Work instructions
Whenever a line in the material below includes "kind", copy that line.

Raw data
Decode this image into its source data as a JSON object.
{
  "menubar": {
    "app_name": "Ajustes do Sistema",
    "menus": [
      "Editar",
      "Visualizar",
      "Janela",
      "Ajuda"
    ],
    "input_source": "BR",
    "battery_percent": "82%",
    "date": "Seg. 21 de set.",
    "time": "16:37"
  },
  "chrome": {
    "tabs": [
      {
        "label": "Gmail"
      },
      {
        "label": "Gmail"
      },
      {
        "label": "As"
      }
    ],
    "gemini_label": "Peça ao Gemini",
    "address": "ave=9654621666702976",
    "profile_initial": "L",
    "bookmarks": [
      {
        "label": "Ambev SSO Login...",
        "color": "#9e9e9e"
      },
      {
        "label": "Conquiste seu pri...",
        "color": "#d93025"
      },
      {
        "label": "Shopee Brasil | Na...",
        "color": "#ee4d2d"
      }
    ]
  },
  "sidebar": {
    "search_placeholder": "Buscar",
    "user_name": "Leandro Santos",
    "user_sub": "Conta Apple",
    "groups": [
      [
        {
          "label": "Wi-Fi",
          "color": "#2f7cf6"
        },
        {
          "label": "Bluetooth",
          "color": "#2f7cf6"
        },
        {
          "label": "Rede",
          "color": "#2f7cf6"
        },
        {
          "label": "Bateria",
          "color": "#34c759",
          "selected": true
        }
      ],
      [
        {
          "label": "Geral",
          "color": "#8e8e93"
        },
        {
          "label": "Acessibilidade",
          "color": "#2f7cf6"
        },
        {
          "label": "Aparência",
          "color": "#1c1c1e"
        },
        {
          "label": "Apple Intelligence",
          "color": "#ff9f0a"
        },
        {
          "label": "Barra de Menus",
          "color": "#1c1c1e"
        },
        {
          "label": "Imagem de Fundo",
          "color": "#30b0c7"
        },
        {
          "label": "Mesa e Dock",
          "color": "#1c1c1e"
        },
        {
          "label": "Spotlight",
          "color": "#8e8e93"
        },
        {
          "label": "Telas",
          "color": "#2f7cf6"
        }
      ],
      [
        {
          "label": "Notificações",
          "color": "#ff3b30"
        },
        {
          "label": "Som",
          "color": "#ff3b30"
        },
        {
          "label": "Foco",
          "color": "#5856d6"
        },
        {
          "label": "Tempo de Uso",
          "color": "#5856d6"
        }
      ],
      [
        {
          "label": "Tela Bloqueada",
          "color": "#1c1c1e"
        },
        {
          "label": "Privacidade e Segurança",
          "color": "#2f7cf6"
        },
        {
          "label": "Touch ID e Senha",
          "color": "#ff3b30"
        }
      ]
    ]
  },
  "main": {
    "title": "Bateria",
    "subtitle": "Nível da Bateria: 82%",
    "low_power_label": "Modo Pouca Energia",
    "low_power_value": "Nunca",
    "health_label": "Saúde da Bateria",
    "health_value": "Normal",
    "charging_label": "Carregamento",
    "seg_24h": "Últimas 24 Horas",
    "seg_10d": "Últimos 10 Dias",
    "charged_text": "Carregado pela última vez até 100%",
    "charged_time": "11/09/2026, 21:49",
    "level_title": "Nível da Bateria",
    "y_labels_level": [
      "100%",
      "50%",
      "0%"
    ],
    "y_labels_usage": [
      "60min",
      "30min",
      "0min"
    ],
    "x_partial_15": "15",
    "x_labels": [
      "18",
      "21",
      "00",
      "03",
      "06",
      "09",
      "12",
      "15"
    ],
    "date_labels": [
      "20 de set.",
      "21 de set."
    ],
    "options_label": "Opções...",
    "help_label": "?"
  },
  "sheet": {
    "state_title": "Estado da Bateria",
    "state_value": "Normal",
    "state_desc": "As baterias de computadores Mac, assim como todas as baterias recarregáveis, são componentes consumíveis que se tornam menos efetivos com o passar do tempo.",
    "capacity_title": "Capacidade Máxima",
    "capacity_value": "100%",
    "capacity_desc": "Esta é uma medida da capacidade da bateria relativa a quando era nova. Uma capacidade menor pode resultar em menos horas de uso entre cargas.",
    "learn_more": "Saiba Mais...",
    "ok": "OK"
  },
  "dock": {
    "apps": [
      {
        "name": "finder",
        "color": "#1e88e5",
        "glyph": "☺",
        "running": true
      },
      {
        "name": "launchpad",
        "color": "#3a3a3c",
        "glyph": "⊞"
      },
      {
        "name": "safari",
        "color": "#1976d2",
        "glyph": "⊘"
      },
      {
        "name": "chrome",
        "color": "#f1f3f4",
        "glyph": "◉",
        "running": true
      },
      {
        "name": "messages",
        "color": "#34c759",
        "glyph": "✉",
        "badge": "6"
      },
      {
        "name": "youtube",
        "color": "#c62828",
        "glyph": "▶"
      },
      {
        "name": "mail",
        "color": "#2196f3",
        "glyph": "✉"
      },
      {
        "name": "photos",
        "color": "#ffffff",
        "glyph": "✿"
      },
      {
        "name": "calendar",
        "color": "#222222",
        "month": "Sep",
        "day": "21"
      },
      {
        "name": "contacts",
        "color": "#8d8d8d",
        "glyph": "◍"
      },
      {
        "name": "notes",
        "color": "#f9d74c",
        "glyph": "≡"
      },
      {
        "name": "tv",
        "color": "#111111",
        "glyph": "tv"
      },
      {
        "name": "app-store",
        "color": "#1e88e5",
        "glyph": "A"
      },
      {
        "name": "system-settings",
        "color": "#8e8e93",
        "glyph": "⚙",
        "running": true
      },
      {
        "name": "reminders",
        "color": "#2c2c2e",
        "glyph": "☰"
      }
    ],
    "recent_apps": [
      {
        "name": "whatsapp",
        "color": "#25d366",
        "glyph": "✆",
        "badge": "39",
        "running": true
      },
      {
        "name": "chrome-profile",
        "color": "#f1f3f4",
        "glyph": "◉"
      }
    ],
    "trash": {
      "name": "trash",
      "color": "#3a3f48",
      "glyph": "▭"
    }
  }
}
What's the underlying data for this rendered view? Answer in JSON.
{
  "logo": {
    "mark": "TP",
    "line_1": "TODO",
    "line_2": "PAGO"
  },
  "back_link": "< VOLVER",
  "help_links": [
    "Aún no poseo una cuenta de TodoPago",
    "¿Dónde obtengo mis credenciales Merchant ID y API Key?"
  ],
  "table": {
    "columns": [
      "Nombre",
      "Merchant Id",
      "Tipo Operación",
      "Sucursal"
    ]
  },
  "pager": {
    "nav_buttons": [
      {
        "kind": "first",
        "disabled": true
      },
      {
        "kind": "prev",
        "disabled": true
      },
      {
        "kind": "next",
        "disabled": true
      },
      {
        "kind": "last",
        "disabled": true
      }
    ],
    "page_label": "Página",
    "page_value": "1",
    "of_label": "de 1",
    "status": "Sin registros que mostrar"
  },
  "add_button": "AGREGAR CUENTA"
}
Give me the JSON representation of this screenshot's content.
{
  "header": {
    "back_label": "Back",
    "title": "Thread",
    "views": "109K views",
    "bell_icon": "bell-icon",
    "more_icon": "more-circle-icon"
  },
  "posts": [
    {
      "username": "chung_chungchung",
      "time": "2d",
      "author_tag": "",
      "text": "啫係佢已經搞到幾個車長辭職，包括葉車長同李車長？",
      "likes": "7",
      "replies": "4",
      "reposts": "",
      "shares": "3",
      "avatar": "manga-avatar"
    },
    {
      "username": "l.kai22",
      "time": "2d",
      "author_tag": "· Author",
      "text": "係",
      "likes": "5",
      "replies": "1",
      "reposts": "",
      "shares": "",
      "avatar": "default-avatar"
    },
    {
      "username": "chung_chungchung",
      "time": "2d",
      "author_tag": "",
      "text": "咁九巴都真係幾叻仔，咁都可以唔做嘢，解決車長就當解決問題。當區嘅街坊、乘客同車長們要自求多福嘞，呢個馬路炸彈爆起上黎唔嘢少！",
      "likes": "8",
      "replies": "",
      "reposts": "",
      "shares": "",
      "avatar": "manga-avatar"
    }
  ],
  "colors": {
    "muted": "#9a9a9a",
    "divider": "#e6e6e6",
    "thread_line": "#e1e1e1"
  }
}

Response to the exercise
        "kind": "first",
        "kind": "prev",
        "kind": "next",
        "kind": "last",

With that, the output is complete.